## Aim of the task
Work through the data below and copy out every line where "title" is found.

## Record set
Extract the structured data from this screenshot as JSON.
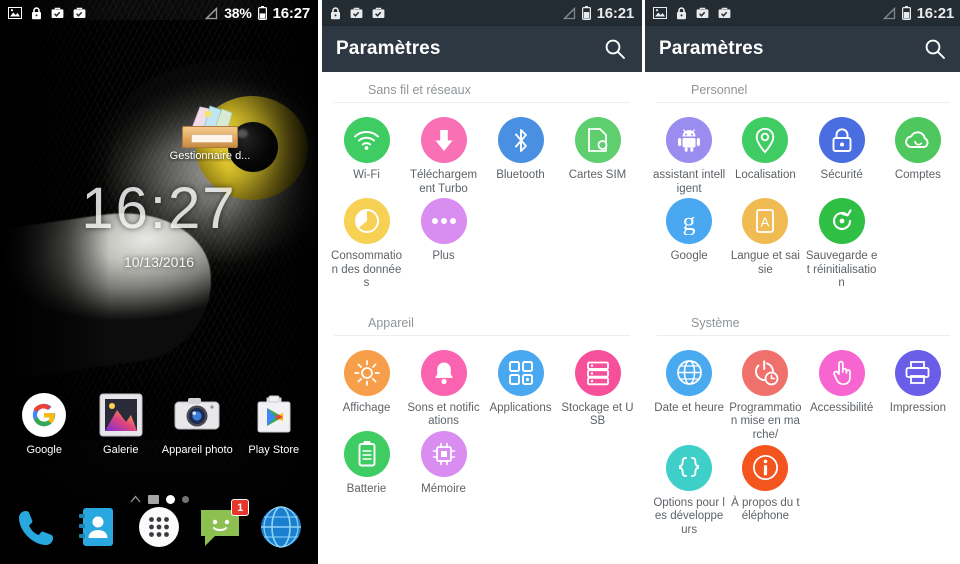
{
  "home": {
    "statusbar": {
      "icons": [
        "image-icon",
        "lock-icon",
        "briefcase-check-icon",
        "briefcase-check-icon"
      ],
      "signal_icon": "no-signal-icon",
      "battery_percent": "38%",
      "time": "16:27"
    },
    "clock_widget": {
      "time": "16:27",
      "date": "10/13/2016"
    },
    "widget": {
      "label": "Gestionnaire d...",
      "icon": "file-manager-box-icon"
    },
    "apps": [
      {
        "label": "Google",
        "icon": "google-g-icon"
      },
      {
        "label": "Galerie",
        "icon": "gallery-icon"
      },
      {
        "label": "Appareil photo",
        "icon": "camera-icon"
      },
      {
        "label": "Play Store",
        "icon": "play-store-icon"
      }
    ],
    "dock": [
      {
        "label": "Téléphone",
        "icon": "phone-icon",
        "badge": ""
      },
      {
        "label": "Contacts",
        "icon": "contacts-icon",
        "badge": ""
      },
      {
        "label": "Applications",
        "icon": "app-drawer-icon",
        "badge": ""
      },
      {
        "label": "Messagerie",
        "icon": "messaging-icon",
        "badge": "1"
      },
      {
        "label": "Navigateur",
        "icon": "browser-icon",
        "badge": ""
      }
    ],
    "page_indicator": {
      "pages": 4,
      "active_index": 2
    }
  },
  "settings_left": {
    "statusbar": {
      "icons": [
        "lock-icon",
        "briefcase-check-icon",
        "briefcase-check-icon"
      ],
      "signal_icon": "no-signal-icon",
      "time": "16:21"
    },
    "appbar": {
      "title": "Paramètres",
      "search_icon": "search-icon"
    },
    "sections": [
      {
        "title": "Sans fil et réseaux",
        "items": [
          {
            "label": "Wi-Fi",
            "icon": "wifi-icon",
            "color": "#3ecc63"
          },
          {
            "label": "Téléchargement Turbo",
            "icon": "download-arrow-icon",
            "color": "#f971b4"
          },
          {
            "label": "Bluetooth",
            "icon": "bluetooth-icon",
            "color": "#4a90e2"
          },
          {
            "label": "Cartes SIM",
            "icon": "sim-card-icon",
            "color": "#5ece6f"
          },
          {
            "label": "Consommation des données",
            "icon": "data-usage-pie-icon",
            "color": "#f7d154"
          },
          {
            "label": "Plus",
            "icon": "more-dots-icon",
            "color": "#d98df0"
          }
        ]
      },
      {
        "title": "Appareil",
        "items": [
          {
            "label": "Affichage",
            "icon": "brightness-sun-icon",
            "color": "#f79e4a"
          },
          {
            "label": "Sons et notifications",
            "icon": "bell-icon",
            "color": "#f963b0"
          },
          {
            "label": "Applications",
            "icon": "apps-grid-icon",
            "color": "#4aa8f0"
          },
          {
            "label": "Stockage et USB",
            "icon": "storage-icon",
            "color": "#f7509b"
          },
          {
            "label": "Batterie",
            "icon": "battery-icon",
            "color": "#3ecc63"
          },
          {
            "label": "Mémoire",
            "icon": "memory-chip-icon",
            "color": "#d98df0"
          }
        ]
      }
    ]
  },
  "settings_right": {
    "statusbar": {
      "icons": [
        "image-icon",
        "lock-icon",
        "briefcase-check-icon",
        "briefcase-check-icon"
      ],
      "signal_icon": "no-signal-icon",
      "time": "16:21"
    },
    "appbar": {
      "title": "Paramètres",
      "search_icon": "search-icon"
    },
    "sections": [
      {
        "title": "Personnel",
        "items": [
          {
            "label": "assistant intelligent",
            "icon": "android-robot-icon",
            "color": "#9b8cf0"
          },
          {
            "label": "Localisation",
            "icon": "location-pin-icon",
            "color": "#3ecc63"
          },
          {
            "label": "Sécurité",
            "icon": "lock-icon",
            "color": "#4a6ee0"
          },
          {
            "label": "Comptes",
            "icon": "cloud-sync-icon",
            "color": "#4ec85e"
          },
          {
            "label": "Google",
            "icon": "google-g-icon",
            "color": "#4aa8f0"
          },
          {
            "label": "Langue et saisie",
            "icon": "language-a-icon",
            "color": "#f0bb52"
          },
          {
            "label": "Sauvegarde et réinitialisation",
            "icon": "backup-reset-icon",
            "color": "#2fbf44"
          }
        ]
      },
      {
        "title": "Système",
        "items": [
          {
            "label": "Date et heure",
            "icon": "globe-icon",
            "color": "#4aaaf0"
          },
          {
            "label": "Programmation mise en marche/",
            "icon": "power-schedule-icon",
            "color": "#f0706b"
          },
          {
            "label": "Accessibilité",
            "icon": "hand-pointer-icon",
            "color": "#f765d0"
          },
          {
            "label": "Impression",
            "icon": "printer-icon",
            "color": "#6a5ee8"
          },
          {
            "label": "Options pour les développeurs",
            "icon": "braces-code-icon",
            "color": "#3ecfc8"
          },
          {
            "label": "À propos du téléphone",
            "icon": "info-circle-icon",
            "color": "#f4551f"
          }
        ]
      }
    ]
  }
}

## Your solution
      "title": "Paramètres",
        "title": "Sans fil et réseaux",
        "title": "Appareil",
      "title": "Paramètres",
        "title": "Personnel",
        "title": "Système",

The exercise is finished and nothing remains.